  6. When? When things get tough, when things don’t go the exact way you want (your triceps are still wiggly) what will be your motivation to get to the next step?

You don’t have to resolve to do anything- but let’s face it: most of us do. So if you’re going to set up a goal for 2019, you might as well prepare yourself the best you can. You can’t just wake up on January first and know how you’re going to learn Mandarin. Make it that January first starts your new timeline.  January One is the day you do a duolingo that you have already registered for.

Prep work.  It’s a good thing. It can help you get to where you are going.


Mission: ____________

I’m going to tell you a secret about my husband: he wants to be a spy.  Seriously, if he could go back in time and learn stealth, agility and how to look inconspicuous, he would be a spy.  Loves the movies, loves the books, loves anything about the genre.  So, when I read that a spy museum was opening up in the city, off we went.

Now, Spyscape is kitschy, and a bit silly, but we loved it!!!  Basically you go to kiosks and answer questions about logic, risk taking and personality.  There are a few active rooms where you try spy techniques.  Personally, I loved the surveillance room, where you don a headset and need to look around the room and spot what your handler is telling you to look for.  So much fun.

After you complete all the circuits, they tell you what your spy job would be based on the answers and abilities you possess.  My husband was assigned Agent Handler.  I was a hacker.  I was actually a little bummed because I always thought I would make a good profiler. But hacker it is.

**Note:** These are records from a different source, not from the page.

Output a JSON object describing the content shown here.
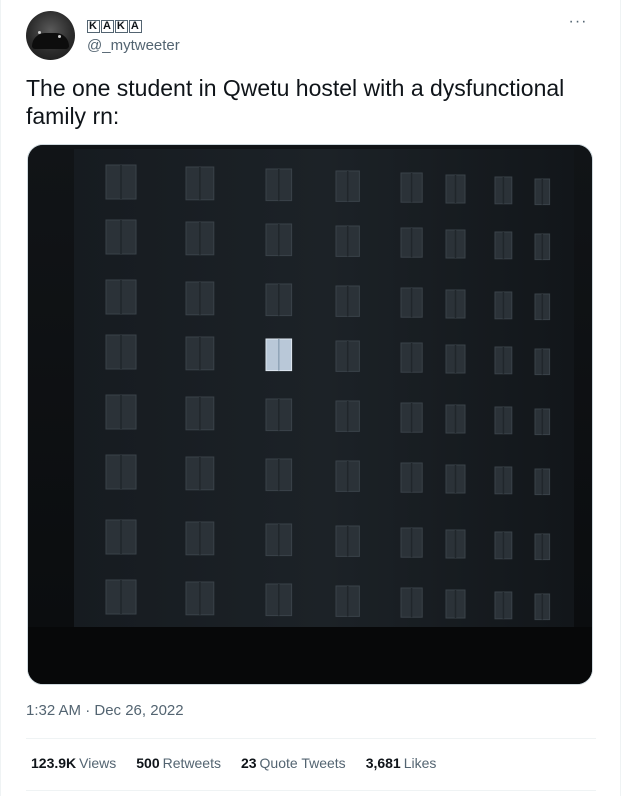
{
  "tweet": {
    "display_name_letters": [
      "K",
      "A",
      "K",
      "A"
    ],
    "handle": "@_mytweeter",
    "more_icon": "more-horizontal-icon",
    "text": "The one student in Qwetu hostel with a dysfunctional family rn:",
    "timestamp": "1:32 AM · Dec 26, 2022",
    "media_description_icon": "building-night-photo"
  },
  "stats": {
    "views_count": "123.9K",
    "views_label": "Views",
    "retweets_count": "500",
    "retweets_label": "Retweets",
    "quotes_count": "23",
    "quotes_label": "Quote Tweets",
    "likes_count": "3,681",
    "likes_label": "Likes"
  }
}
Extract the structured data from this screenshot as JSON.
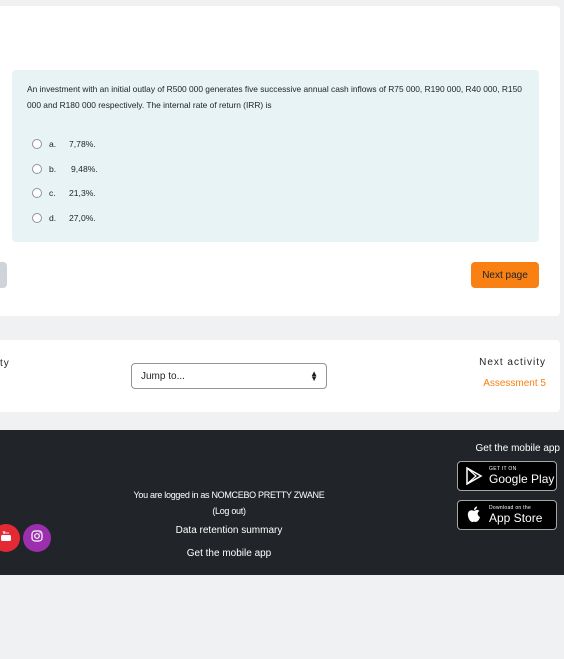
{
  "question": {
    "text": "An investment with an initial outlay of R500 000 generates five successive annual cash inflows of R75 000, R190 000, R40 000, R150 000 and R180 000 respectively. The internal rate of return (IRR) is",
    "options": [
      {
        "letter": "a.",
        "value": "7,78%."
      },
      {
        "letter": "b.",
        "value": "9,48%."
      },
      {
        "letter": "c.",
        "value": "21,3%."
      },
      {
        "letter": "d.",
        "value": "27,0%."
      }
    ]
  },
  "navigation": {
    "next_page": "Next page"
  },
  "activity_nav": {
    "prev_fragment": "ty",
    "jump_placeholder": "Jump to...",
    "next_label": "Next activity",
    "next_link": "Assessment 5"
  },
  "footer": {
    "mobile_title": "Get the mobile app",
    "google_small": "GET IT ON",
    "google_big": "Google Play",
    "apple_small": "Download on the",
    "apple_big": "App Store",
    "logged_in": "You are logged in as NOMCEBO PRETTY ZWANE (Log out)",
    "data_retention": "Data retention summary",
    "get_app": "Get the mobile app"
  },
  "colors": {
    "accent": "#f98012",
    "question_bg": "#e7f3f5",
    "footer_bg": "#212529"
  }
}
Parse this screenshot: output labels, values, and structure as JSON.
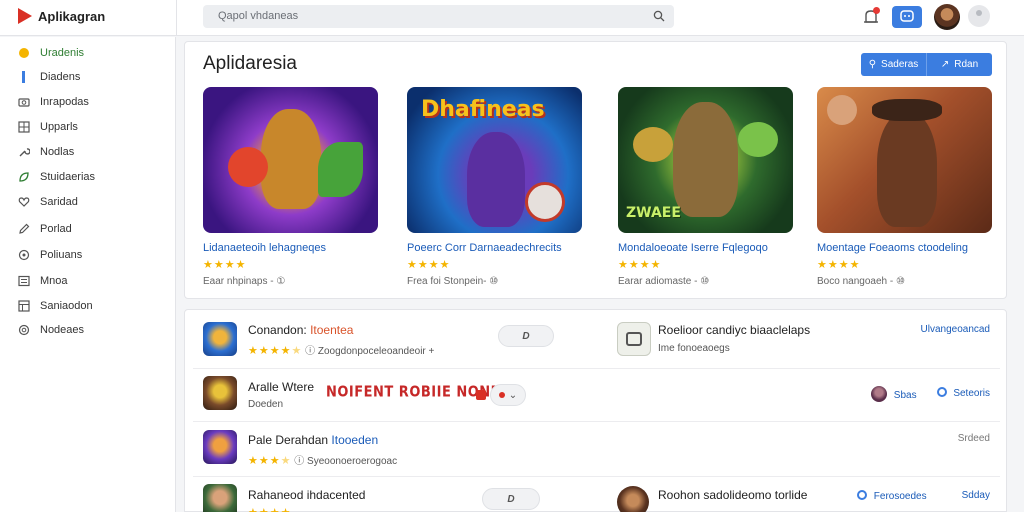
{
  "app": {
    "name": "Aplikagran"
  },
  "search": {
    "placeholder": "Qapol vhdaneas"
  },
  "sidebar": {
    "items": [
      {
        "label": "Uradenis",
        "icon": "coin-icon",
        "active": true
      },
      {
        "label": "Diadens",
        "icon": "bar-icon"
      },
      {
        "label": "Inrapodas",
        "icon": "camera-icon"
      },
      {
        "label": "Upparls",
        "icon": "grid-icon"
      },
      {
        "label": "Nodlas",
        "icon": "wrench-icon"
      },
      {
        "label": "Stuidaerias",
        "icon": "leaf-icon"
      },
      {
        "label": "Saridad",
        "icon": "heart-icon"
      },
      {
        "label": "Porlad",
        "icon": "pencil-icon"
      },
      {
        "label": "Poliuans",
        "icon": "target-icon"
      },
      {
        "label": "Mnoa",
        "icon": "list-icon"
      },
      {
        "label": "Saniaodon",
        "icon": "table-icon"
      },
      {
        "label": "Nodeaes",
        "icon": "settings-icon"
      }
    ]
  },
  "featured": {
    "title": "Aplidaresia",
    "actions": [
      {
        "label": "Saderas",
        "icon": "pin-icon"
      },
      {
        "label": "Rdan",
        "icon": "arrow-icon"
      }
    ],
    "cards": [
      {
        "title": "Lidanaeteoih lehagneqes",
        "stars": "★★★★",
        "rating": 4,
        "meta": "Eaar nhpinaps - ①"
      },
      {
        "title": "Poeerc Corr Darnaeadechrecits",
        "stars": "★★★★",
        "rating": 4,
        "meta": "Frea foi Stonpein- ⑩",
        "art_text": "Dhafineas"
      },
      {
        "title": "Mondaloeoate Iserre Fqlegoqo",
        "stars": "★★★★",
        "rating": 4,
        "meta": "Earar adiomaste - ⑩",
        "art_text": "ZWAEE"
      },
      {
        "title": "Moentage Foeaoms ctoodeling",
        "stars": "★★★★",
        "rating": 4,
        "meta": "Boco nangoaeh - ⑩"
      }
    ]
  },
  "list": {
    "rows": [
      {
        "title": "Conandon:",
        "title_accent": "Itoentea",
        "stars": "★★★★",
        "half": "★",
        "rating": 4.5,
        "sub": "Zoogdonpoceleoandeoir",
        "sub_trail": "+",
        "pill": "D"
      },
      {
        "title": "Aralle Wtere",
        "sub": "Doeden",
        "banner": "NOIFENT ROBIIE NONDO",
        "pill": ""
      },
      {
        "title": "Pale Derahdan",
        "title_accent": "Itooeden",
        "stars": "★★★",
        "half": "★",
        "rating": 3.5,
        "sub": "Syeoonoeroerogoac"
      },
      {
        "title": "Rahaneod ihdacented",
        "stars": "★★★★",
        "rating": 4,
        "pill": "D"
      }
    ],
    "right_rows": [
      {
        "title": "Roelioor candiyc biaaclelaps",
        "sub": "Ime fonoeaoegs",
        "link": "Ulvangeoancad"
      },
      {
        "mini_label": "Sbas",
        "link": "Seteoris"
      },
      {
        "muted": "Srdeed"
      },
      {
        "title": "Roohon sadolideomo torlide",
        "mid_link": "Ferosoedes",
        "link": "Sdday"
      }
    ]
  },
  "colors": {
    "accent": "#3b7de0",
    "brand": "#d93025",
    "star": "#f4b400",
    "active": "#2e7d32"
  }
}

Why hacker you ask?  Well, here’s a little secret about me:  I’m a math girl.  After going through all the tests, my math skills are what stood out above all else.  I get those questions where you have to figure out what pattern comes next in a sequence, or which number is next in a sequence.  There it is, my dirty little secret:  I’m good at math related things.

I see patterns.  I can draw a correlation between two things that seem to have absolutely nothing in common.  I’m an analyzer of information, and I’m really good at it.  My brain is fueled by logic.

So what’s the problem?  Well, I don’t want to be a math girl.  I want to be a writing girl.  Every day I try to be a writing girl.  My goal is to write a novel, so every day I go against my natural type to try for something else.  Some days it is easy to blog and to work on my book:  other days it’s a slog.  But I keep going.

And that’s my little message for today:  no matter what anyone says, be true to yourself.  Go for your dreams.  Though maybe you’ve been labeled as a hacker, that shouldn’t stop you from being a novelist.  Now you try it:  fill in the blanks.

I’ve been labeled a ________________, but it’s not going to stop me from being a _______________.

What are your words?